### Provided records

◇ ◇ ◇ ◇ ◇ ◇ ◇

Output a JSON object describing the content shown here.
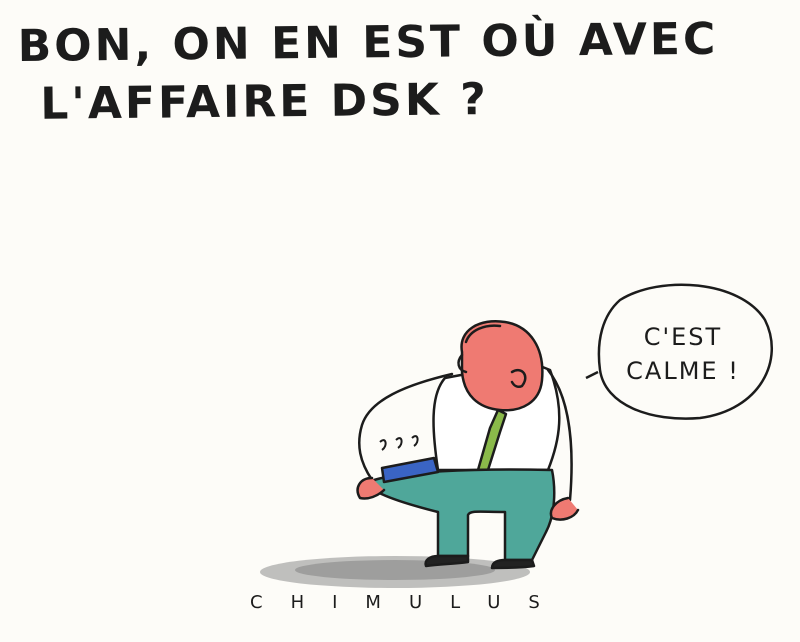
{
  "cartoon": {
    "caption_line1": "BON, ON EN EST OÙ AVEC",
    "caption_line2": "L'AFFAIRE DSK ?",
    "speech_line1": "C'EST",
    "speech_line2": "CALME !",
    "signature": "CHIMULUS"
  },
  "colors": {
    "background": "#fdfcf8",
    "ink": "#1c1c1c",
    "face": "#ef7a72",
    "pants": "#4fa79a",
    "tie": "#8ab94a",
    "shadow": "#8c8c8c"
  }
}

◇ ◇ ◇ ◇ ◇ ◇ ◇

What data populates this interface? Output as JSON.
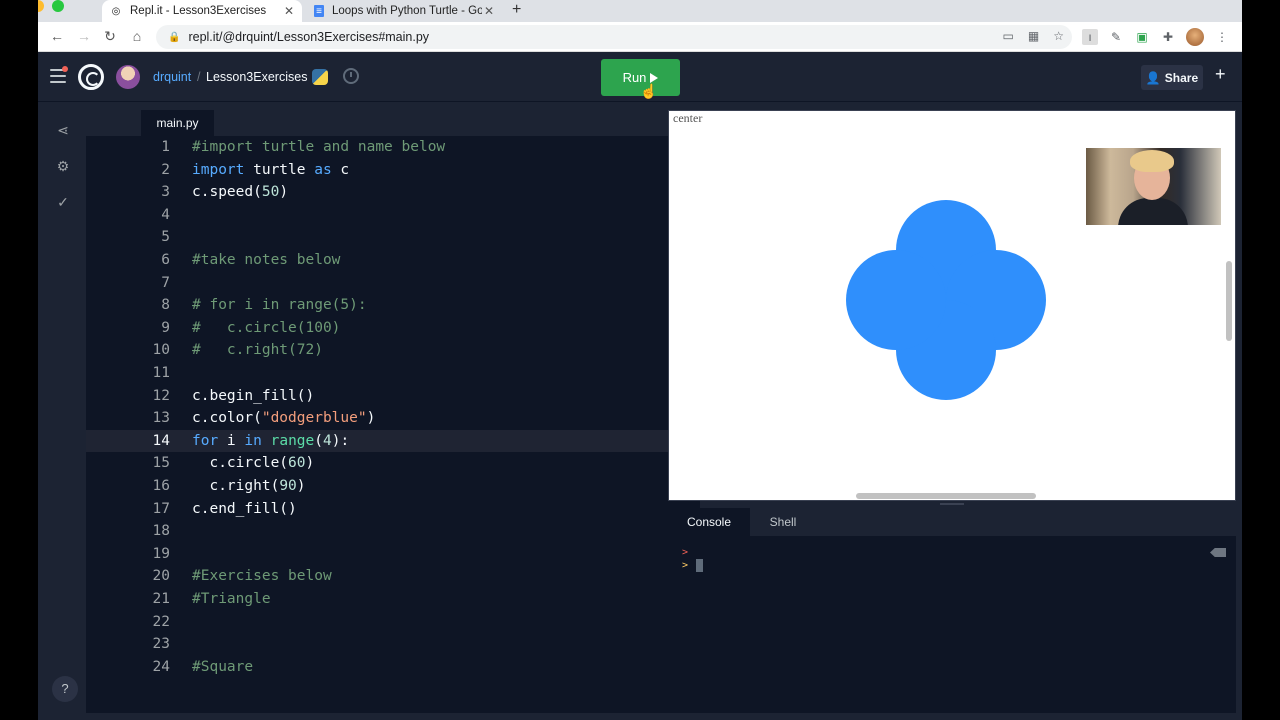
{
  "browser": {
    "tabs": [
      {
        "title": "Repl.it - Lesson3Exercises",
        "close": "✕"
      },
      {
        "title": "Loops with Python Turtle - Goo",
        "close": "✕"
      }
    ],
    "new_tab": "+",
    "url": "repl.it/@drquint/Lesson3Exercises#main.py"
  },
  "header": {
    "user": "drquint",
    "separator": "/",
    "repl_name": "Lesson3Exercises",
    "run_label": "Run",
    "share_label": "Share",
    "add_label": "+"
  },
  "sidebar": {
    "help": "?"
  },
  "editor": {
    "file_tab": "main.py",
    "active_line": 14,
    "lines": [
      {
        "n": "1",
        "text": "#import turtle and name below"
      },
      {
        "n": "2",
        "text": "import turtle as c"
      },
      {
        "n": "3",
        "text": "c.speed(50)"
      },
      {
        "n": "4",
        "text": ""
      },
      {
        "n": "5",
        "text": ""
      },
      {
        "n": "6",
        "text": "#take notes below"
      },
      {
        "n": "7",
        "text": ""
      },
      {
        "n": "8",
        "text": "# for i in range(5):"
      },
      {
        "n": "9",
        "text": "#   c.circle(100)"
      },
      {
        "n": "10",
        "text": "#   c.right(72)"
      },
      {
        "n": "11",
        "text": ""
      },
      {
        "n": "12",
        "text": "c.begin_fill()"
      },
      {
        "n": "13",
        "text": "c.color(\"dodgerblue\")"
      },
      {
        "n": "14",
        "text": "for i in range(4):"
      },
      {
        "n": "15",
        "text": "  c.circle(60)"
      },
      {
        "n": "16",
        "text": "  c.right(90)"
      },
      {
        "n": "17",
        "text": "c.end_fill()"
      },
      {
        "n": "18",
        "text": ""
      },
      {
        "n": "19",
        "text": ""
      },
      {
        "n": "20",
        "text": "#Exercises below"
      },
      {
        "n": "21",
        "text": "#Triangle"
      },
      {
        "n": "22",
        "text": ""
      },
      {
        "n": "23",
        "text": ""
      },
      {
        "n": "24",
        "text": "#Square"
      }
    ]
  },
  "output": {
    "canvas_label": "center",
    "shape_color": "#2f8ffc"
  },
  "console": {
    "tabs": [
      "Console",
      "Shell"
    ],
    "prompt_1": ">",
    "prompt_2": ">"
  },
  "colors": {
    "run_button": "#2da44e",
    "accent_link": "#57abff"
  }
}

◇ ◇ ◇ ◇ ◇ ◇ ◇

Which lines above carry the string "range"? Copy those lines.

### Response to the exercise
        "text": "# for i in range(5):"
        "text": "for i in range(4):"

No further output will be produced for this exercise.